AG: Above all, you need to know what you can and can’t do in the first place. Knowing the relevant regulations will allow you to understand how to operate the drone safely and have lots of fun while doing so!
Among other things, you train people to fly drones – what mistakes do you see beginners make?
People tend to ignore basic preparations, like not letting the drone save its Return To Home position – that’s when things go wrong and, quite often, they’ll lose the drone as a result.
Tell us something that public generally won’t know about drones?
The airspace above your home does not belong to you. Drones are aircraft and as such they operate under aviation regulations.
How did you get involved with drones – when, why, how!
Well, as a photographer I reached a point when I wanted to take shots from a different perspective. I began by taking photos from the viewing platform in the Palace of Culture; then, my wife – who is a pilot – took me on a flight where I was able to lean out of the airplane and take pictures. It would have been impossible to go flying every day to feed my growing hunger for aerial images, so getting a drone was a logical progression.
What’s the most important lesson you’ve learned as a photographer?
Always double check your gear and plan your shots – sometimes you don’t get a second chance.
As the name Alex Snaps Colours suggests, your photos are vibrant, exciting and fresh. How do you want people to perceive your photography?
I want to give people something that is positive. Sometimes, after a hard day, you just need to be reminded how beautiful and vivid this world can actually be; if my work can do that, then I consider it to be mission accomplished!
What makes a good photo?

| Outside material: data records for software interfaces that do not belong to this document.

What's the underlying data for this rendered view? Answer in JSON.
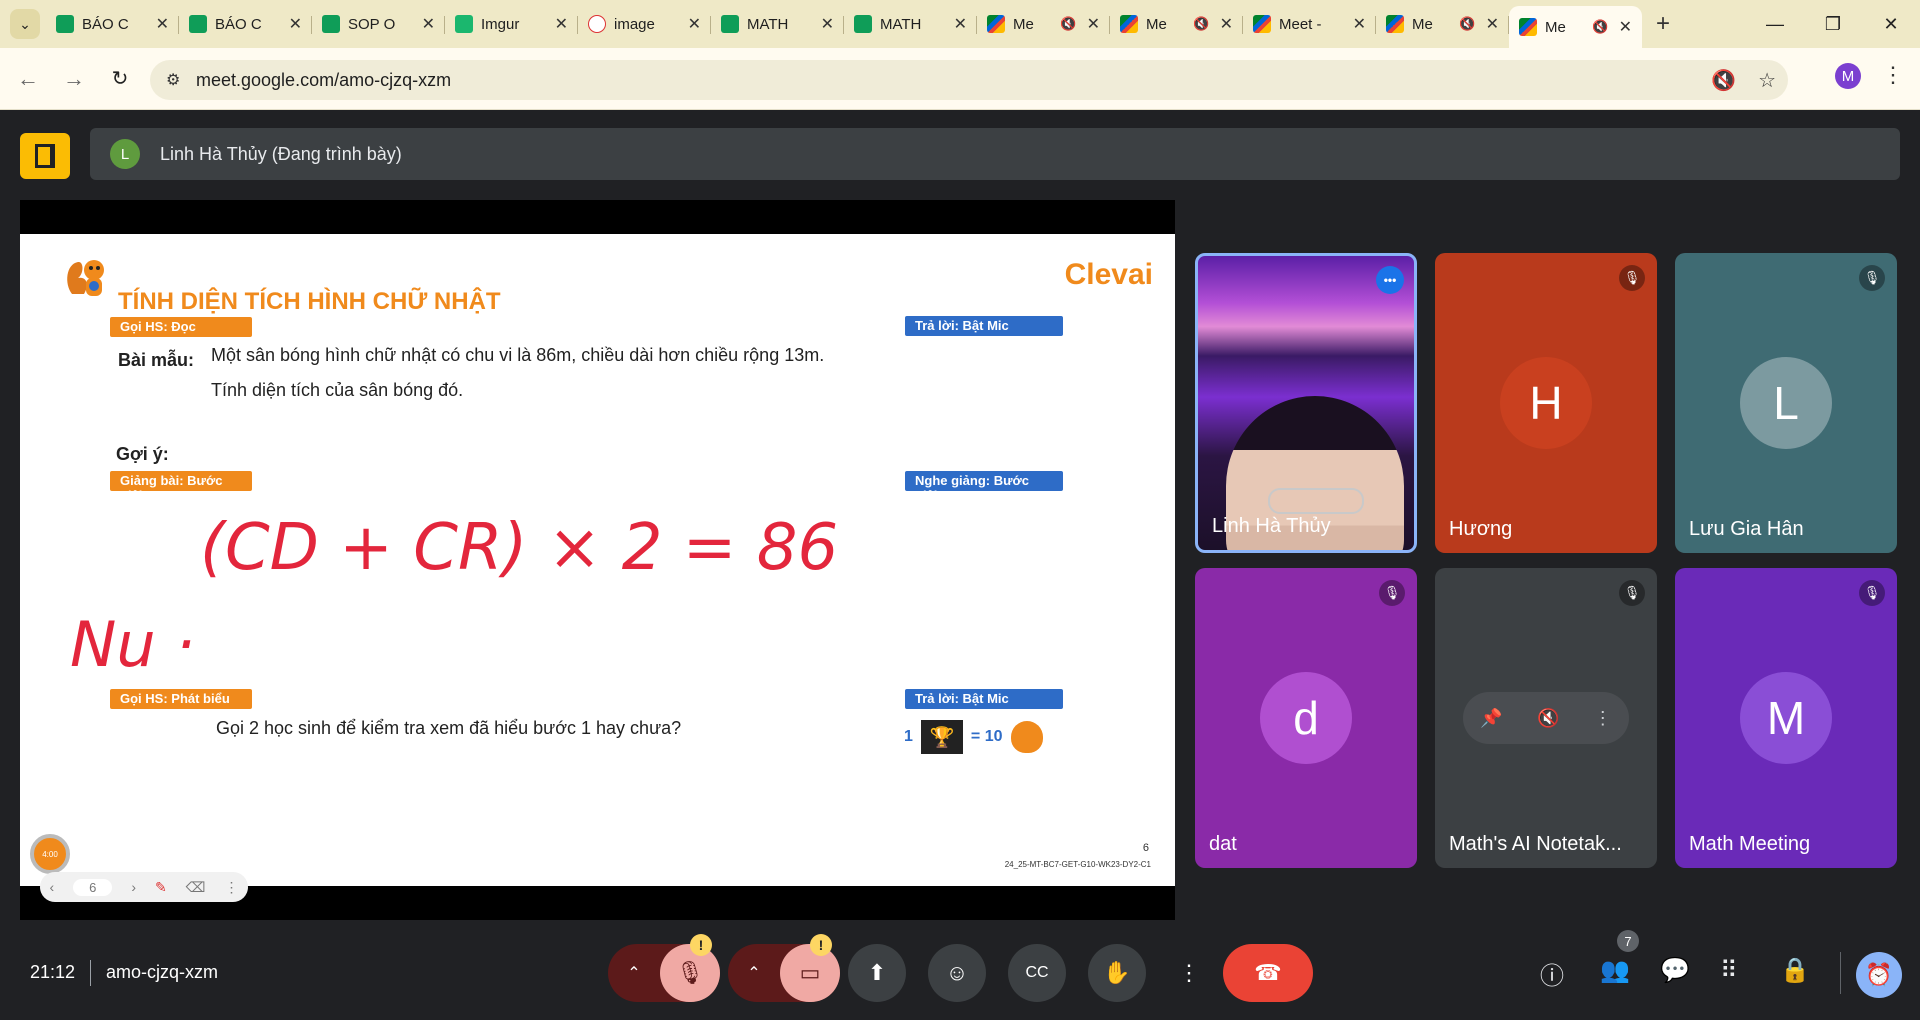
{
  "browser": {
    "tabs": [
      {
        "label": "BÁO C",
        "icon": "sheets-icon",
        "muted": false,
        "active": false
      },
      {
        "label": "BÁO C",
        "icon": "sheets-icon",
        "muted": false,
        "active": false
      },
      {
        "label": "SOP O",
        "icon": "sheets-icon",
        "muted": false,
        "active": false
      },
      {
        "label": "Imgur",
        "icon": "imgur-icon",
        "muted": false,
        "active": false
      },
      {
        "label": "image",
        "icon": "image-icon",
        "muted": false,
        "active": false
      },
      {
        "label": "MATH",
        "icon": "sheets-icon",
        "muted": false,
        "active": false
      },
      {
        "label": "MATH",
        "icon": "sheets-icon",
        "muted": false,
        "active": false
      },
      {
        "label": "Me",
        "icon": "meet-icon",
        "muted": true,
        "active": false
      },
      {
        "label": "Me",
        "icon": "meet-icon",
        "muted": true,
        "active": false
      },
      {
        "label": "Meet -",
        "icon": "meet-icon",
        "muted": false,
        "active": false
      },
      {
        "label": "Me",
        "icon": "meet-icon",
        "muted": true,
        "active": false
      },
      {
        "label": "Me",
        "icon": "meet-icon",
        "muted": true,
        "active": false
      }
    ],
    "url": "meet.google.com/amo-cjzq-xzm",
    "profile_initial": "M"
  },
  "meet": {
    "presenter_initial": "L",
    "presenter_label": "Linh Hà Thủy (Đang trình bày)",
    "time": "21:12",
    "meeting_code": "amo-cjzq-xzm",
    "people_count": "7"
  },
  "slide": {
    "title": "TÍNH DIỆN TÍCH HÌNH CHỮ NHẬT",
    "brand": "Clevai",
    "tag_read": "Gọi HS: Đọc",
    "tag_answer_mic": "Trả lời: Bật Mic",
    "sample_label": "Bài mẫu:",
    "sample_line1": "Một sân bóng hình chữ nhật có chu vi là 86m, chiều dài hơn chiều rộng 13m.",
    "sample_line2": "Tính diện tích của sân bóng đó.",
    "hint_label": "Gợi ý:",
    "tag_teach": "Giảng bài: Bước giải",
    "tag_listen": "Nghe giảng: Bước giải",
    "tag_speak": "Gọi HS: Phát biểu",
    "tag_answer_mic2": "Trả lời: Bật Mic",
    "call_text": "Gọi 2 học sinh để kiểm tra xem đã hiểu bước 1 hay chưa?",
    "score_count": "1",
    "score_value": "= 10",
    "page_number": "6",
    "slide_code": "24_25-MT-BC7-GET-G10-WK23-DY2-C1",
    "timer": "4:00",
    "nav_page": "6",
    "handwriting": "(CD + CR) × 2 = 86",
    "handwriting2": "Nu ·"
  },
  "participants": [
    {
      "name": "Linh Hà Thủy",
      "initial": "",
      "bg": "",
      "speaking": true,
      "camera": true
    },
    {
      "name": "Hương",
      "initial": "H",
      "bg": "#b93a1c",
      "avatar_bg": "#c9401f",
      "speaking": false
    },
    {
      "name": "Lưu Gia Hân",
      "initial": "L",
      "bg": "#3f6b73",
      "avatar_bg": "#7c9aa0",
      "speaking": false
    },
    {
      "name": "dat",
      "initial": "d",
      "bg": "#8a2aa8",
      "avatar_bg": "#b04fd0",
      "speaking": false
    },
    {
      "name": "Math's AI Notetak...",
      "initial": "",
      "bg": "#3c4043",
      "speaking": false
    },
    {
      "name": "Math Meeting",
      "initial": "M",
      "bg": "#6a2ab8",
      "avatar_bg": "#8a4ed6",
      "speaking": false
    }
  ],
  "colors": {
    "accent_orange": "#f08a1c",
    "tag_blue": "#2e6cc7",
    "leave_red": "#ea4335",
    "meet_bg": "#202124"
  }
}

It makes you feel something. Whatever that might be – sadness, anger or serenity (the latter is what I aim for).
Your bird’s eye perspective allows you to see cities from a totally different angle. As such, has anything in Warsaw ever surprised you?
I continue to be amazed how fast the city is growing and changing – it’s a living organism and each and every flight I make feels different from the last.

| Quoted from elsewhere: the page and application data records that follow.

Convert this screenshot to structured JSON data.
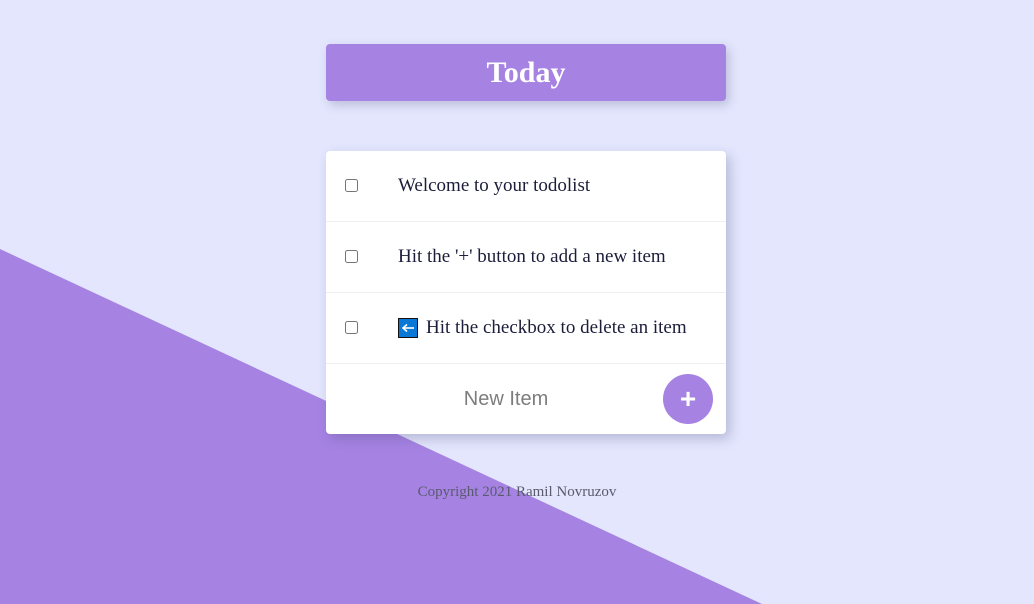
{
  "colors": {
    "background": "#e3e6fd",
    "accent": "#a683e3",
    "card": "#ffffff",
    "text": "#1b1d3a",
    "arrow_icon_bg": "#0a78d4"
  },
  "header": {
    "title": "Today"
  },
  "todo_list": {
    "items": [
      {
        "label": "Welcome to your todolist",
        "checked": false
      },
      {
        "label": "Hit the '+' button to add a new item",
        "checked": false
      },
      {
        "label": "Hit the checkbox to delete an item",
        "checked": false,
        "icon": "left-arrow-icon"
      }
    ],
    "new_item": {
      "placeholder": "New Item",
      "value": ""
    },
    "add_button_label": "+"
  },
  "footer": {
    "copyright": "Copyright 2021 Ramil Novruzov"
  }
}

What are your favorite conditions in which to shoot?
Spring and autumn definitely yield the most beautiful shots; I tend to stay put if its raining or the wind is raging outside.
Has the pandemic affected your work?
When everything first stopped I used that time to learn more about videography and I’ve found that becoming something of a passion. Picking up video was always going to happen, but for sure the pandemic accelerated that process.
You shoot many towns and cities – is there anything that makes Warsaw special?
It’s incredibly diverse in terms of architecture. It suits my aesthetics so that I can just search for new shots without an end.
If you could go anywhere in the world right now to shoot photos, where would you choose?
Honestly? Anywhere. It’s been the longest travel break I’ve ever had in my life; going anywhere, whether it’s abroad or not, would make me happy.
Your job sounds brilliant and it’s safe to assume you love it to bits – given that, tell me something you don’t enjoy!
As with all jobs, the big thing to watch out for is when work becomes routine. I’m doing all I can to avoid falling into that trap.
Tell me about your editing process…
When it comes to software, then 95% of my work revolves around Adobe Lightroom with a little bit of Photoshop as well. As for any rituals, then black coffee and some background music always help boost the creative juices!
Finally, what’s your state of mind when flying a drone?
I consider flying a drone to be almost a form of meditation. When I’m flying, I’m 100% focused on the task in hand and let myself float away on beauty of aerial views.